Have you ever ordered food online, and the next thing you knew you were stuck deep underground, your house was gone, and your entire community had been mysteriously destroyed? No? Lucky you, because you are probably not a character in Donut County, developed by Ben Esposito and published by Annapurna Interactive.
Donut County tells the story of raccoon BJ, donut shop owner and new face in Donut County, a community primarily inhabited by anthropomorphic animals. Via his online service, BJ presumably delivers donuts. What his customers actually get are donut holes.
How does that work? BJ deploys a mobile hole in the ground which hungrily devours everything it can get hold of, from bushes to rocks to cars, houses and people. The more it absorbs, the more it grows and the larger the objects it can swallow.
It’s best not to question the physics of this process. Initially, your goal is merely to absorb everything, be it nailed to the ground or not. Later on, Donut County introduces puzzles. Filling the hole with hot coals allows you to set certain objects ablaze. An integrated catapult spits objects back out. Water fills the hole temporarily and allows you to transport objects.
Donut County never offers a true challenge, but its gameplay loop is nevertheless highly entertaining.
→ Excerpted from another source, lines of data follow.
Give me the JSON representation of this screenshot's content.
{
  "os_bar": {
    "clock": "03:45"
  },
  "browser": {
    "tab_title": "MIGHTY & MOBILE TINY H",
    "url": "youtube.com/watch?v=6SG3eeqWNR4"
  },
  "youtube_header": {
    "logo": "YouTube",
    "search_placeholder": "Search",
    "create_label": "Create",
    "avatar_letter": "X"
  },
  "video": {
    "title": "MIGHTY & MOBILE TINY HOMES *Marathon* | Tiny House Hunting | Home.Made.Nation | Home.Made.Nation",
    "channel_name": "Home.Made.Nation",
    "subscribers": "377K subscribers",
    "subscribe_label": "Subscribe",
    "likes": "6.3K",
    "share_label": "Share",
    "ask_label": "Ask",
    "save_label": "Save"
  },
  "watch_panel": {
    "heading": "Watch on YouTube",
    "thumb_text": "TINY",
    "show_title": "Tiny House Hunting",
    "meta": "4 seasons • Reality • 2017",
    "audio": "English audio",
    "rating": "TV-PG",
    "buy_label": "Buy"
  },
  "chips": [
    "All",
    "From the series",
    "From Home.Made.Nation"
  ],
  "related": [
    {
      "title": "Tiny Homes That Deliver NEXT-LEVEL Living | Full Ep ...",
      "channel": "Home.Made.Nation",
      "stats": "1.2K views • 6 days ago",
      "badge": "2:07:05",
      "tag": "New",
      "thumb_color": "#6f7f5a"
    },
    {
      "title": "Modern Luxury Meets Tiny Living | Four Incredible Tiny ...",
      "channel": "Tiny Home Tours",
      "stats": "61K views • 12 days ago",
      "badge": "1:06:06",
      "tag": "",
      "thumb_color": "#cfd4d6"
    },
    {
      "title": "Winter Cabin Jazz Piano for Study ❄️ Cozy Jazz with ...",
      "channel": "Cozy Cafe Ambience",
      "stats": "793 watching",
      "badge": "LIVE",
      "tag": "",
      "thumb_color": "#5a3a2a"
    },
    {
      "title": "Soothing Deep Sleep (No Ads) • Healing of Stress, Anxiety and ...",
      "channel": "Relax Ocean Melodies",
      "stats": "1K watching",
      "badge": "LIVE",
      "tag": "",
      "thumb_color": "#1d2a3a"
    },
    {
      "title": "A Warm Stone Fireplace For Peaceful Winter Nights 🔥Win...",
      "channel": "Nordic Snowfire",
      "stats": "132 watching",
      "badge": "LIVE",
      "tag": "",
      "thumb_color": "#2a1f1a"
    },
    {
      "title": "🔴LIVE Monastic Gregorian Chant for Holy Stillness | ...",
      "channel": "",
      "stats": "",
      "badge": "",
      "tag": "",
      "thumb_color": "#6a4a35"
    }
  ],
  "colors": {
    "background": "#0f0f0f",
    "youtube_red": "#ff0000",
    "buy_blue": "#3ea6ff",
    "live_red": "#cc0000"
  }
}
After every level, you can go through all the new objects you have successfully dragged underground, and BJ will make oftentimes hilarious comments about them.
Interestingly, Donut County is story-driven. Most stages are flashbacks, as the game starts with the animals already trapped underground. BJ has to justify his behaviour and we get to know all the characters, their personalities and character flaws and how they became victims of the hole.
Donut County takes potshots at modern technology and social behaviour, and is both hilarious and better told than a silly little puzzle game has any right to be. The quirky characters and their deliveries are enough to carry the entire thing.
Towards the end, the plot of Donut County is pretty much out of control, and it will take you only about two hours to get there. This is probably for the better; Donut County ends on a high point and does not overstay its welcome.
Graphically, Donut County offers a colourful cartoonish look that fits it perfectly. All environments are varied, vibrant and full of little details. The soundtrack, with the exception of the victory theme, is nothing special but does its job. Donut County is charming, funny, entertaining and you should play it right now.